“If you haven’t played in three days, you’ll play in a couple of days,” Henson said. “Your skills haven’t gone anywhere.”
“Don’t worry about too many things,” Plumlee said, despite not knowing what to expect each night with varying playing time, “just focus on your energy and working hard.”
Monroe said he’s working to expand his game beyond being a scorer, rebounder and defender. He’s working on his free throw shooting — which is a career-best 88.6 percent, albeit in just 44 attempts — and his shooting overall. And in an NBA landscape where even giants Marc Gasol and Brook Lopez are hoisting up threes at preposterous rates, perhaps scoring from distance is Monroe’s path to returning to a much larger role.
“It’s an ongoing cycle,” Monroe said. “I always try to find ways to push myself and continue to do the things I do well, while also trying to expand my game.”
You see it every year in the NBA: A veteran who finds himself playing a lesser role on his team who decides to mentally check out, go through the motions, or some other played-out cliche.

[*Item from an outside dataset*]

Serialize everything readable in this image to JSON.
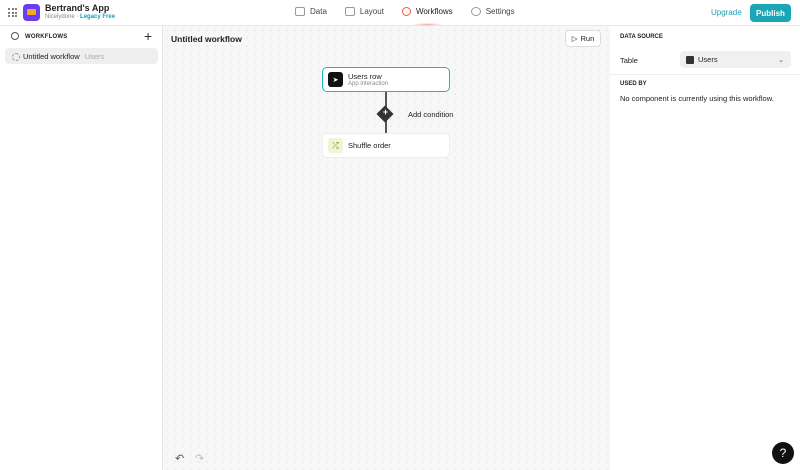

To his credit, Monroe hasn’t done that and has slowly been given more playing time over the last several games.
“He is a guy that keeps a very professional approach to how he does his job,” Hammond said. “Look, this is not just words, it’s the truth. He the first guy to come to work every day, first guy on the court, and stays late to do his job.”
Monroe was asked if he would take back his decision to come to the Bucks, knowing that he’d be in this unfamiliar role as a backup center. He paused for a few seconds, before a measured response.
“Hindsight is always 20-20,” he said. “At the time, I thought I made the right decision.”
Monroe may not be in the optimal situation right now, but he’s definitely making the right decision now to maintain a positive attitude while keeping the Bucks firmly in the race for the playoffs.